WHAT IS EXPECTED:
In the records below, count every line that includes the word "chevron". Provide the total alone.

MATERIAL PROVIDED:
Segment Open
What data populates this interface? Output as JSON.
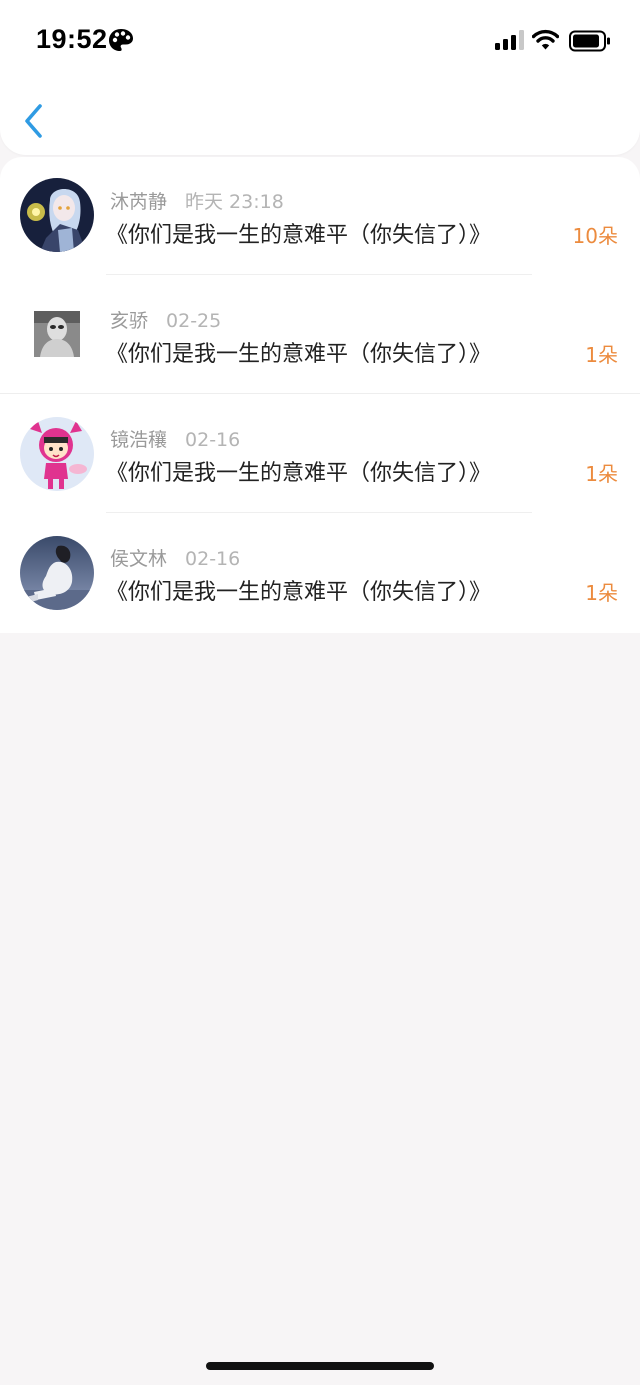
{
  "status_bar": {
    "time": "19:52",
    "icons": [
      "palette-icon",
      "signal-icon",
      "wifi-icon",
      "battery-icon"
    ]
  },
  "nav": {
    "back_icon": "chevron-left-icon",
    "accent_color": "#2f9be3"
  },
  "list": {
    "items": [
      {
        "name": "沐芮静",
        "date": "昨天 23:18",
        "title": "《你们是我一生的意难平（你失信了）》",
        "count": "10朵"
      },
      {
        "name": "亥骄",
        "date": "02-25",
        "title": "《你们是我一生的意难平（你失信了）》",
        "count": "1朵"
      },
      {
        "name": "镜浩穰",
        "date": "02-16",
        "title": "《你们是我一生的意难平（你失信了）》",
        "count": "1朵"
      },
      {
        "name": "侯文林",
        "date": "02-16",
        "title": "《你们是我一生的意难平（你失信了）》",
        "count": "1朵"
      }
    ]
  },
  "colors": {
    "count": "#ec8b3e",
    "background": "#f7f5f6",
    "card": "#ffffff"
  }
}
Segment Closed
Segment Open
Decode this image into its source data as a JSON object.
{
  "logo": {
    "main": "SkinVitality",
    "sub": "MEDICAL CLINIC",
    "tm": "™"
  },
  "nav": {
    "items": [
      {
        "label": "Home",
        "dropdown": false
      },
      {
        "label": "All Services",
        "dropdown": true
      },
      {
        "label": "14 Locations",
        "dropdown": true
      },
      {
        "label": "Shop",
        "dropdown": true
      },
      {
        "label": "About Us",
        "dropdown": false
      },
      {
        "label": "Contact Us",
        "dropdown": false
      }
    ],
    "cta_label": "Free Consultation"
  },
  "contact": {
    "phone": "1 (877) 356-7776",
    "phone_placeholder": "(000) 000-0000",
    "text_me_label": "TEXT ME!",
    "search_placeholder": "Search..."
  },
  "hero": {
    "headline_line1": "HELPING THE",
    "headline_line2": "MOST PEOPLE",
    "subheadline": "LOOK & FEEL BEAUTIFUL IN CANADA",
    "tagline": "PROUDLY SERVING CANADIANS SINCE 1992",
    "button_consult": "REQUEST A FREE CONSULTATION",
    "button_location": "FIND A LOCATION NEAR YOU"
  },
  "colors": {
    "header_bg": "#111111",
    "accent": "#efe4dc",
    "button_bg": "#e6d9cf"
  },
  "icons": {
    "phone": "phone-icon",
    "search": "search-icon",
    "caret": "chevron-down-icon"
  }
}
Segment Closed
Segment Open
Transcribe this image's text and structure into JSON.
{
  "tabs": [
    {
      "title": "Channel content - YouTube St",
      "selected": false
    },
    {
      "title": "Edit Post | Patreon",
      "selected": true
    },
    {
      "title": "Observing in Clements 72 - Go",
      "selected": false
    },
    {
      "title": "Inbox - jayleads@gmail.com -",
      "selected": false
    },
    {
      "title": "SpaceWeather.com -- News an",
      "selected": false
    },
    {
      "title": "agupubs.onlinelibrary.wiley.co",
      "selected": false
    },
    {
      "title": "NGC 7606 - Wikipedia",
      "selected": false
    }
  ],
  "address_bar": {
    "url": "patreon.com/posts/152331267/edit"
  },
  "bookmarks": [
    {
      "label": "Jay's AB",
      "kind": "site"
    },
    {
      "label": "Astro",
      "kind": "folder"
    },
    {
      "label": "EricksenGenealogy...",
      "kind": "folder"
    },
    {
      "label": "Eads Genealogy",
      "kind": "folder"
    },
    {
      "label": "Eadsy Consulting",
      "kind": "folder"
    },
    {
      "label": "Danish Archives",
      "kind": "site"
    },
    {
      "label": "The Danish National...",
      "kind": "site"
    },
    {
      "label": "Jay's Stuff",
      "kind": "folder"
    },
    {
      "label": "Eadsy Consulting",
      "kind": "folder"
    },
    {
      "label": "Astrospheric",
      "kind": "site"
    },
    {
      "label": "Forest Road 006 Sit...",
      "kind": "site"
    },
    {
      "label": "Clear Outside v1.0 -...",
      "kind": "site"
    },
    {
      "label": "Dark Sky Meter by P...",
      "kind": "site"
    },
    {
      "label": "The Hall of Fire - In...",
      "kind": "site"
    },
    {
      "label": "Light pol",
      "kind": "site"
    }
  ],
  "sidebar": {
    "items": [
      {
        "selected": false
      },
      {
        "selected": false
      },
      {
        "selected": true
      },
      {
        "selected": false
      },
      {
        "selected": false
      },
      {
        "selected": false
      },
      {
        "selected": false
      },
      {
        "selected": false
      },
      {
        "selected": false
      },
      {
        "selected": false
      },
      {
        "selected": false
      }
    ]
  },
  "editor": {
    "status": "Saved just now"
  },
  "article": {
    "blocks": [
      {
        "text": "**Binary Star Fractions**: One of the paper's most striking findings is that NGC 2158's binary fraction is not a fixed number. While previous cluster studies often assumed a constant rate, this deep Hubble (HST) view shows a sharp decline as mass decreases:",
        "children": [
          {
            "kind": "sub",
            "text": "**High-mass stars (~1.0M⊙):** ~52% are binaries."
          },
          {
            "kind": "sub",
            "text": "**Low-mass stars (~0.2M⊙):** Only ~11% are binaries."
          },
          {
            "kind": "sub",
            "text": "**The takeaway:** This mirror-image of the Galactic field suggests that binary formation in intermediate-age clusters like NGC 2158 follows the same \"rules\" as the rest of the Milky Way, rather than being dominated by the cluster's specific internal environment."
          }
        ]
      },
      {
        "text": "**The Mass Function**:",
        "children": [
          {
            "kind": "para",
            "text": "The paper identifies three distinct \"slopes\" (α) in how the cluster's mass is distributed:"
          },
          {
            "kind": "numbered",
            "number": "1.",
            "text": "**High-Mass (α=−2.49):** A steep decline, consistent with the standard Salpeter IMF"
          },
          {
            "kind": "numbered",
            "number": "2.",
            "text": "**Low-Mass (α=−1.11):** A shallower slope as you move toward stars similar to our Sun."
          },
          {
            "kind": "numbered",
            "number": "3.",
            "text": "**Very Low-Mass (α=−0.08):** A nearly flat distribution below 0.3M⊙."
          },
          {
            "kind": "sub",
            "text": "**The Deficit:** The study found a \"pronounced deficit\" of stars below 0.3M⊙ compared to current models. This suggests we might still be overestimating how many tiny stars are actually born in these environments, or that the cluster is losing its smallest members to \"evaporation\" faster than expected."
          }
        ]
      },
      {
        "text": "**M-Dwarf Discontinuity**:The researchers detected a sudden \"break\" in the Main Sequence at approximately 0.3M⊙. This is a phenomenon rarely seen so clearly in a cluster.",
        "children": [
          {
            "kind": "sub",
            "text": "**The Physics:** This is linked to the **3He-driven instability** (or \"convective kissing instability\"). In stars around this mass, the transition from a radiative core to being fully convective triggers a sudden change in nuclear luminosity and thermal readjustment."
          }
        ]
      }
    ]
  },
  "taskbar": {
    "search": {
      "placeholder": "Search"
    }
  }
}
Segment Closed
SOLUTION FOR THIS EXERCISE:
2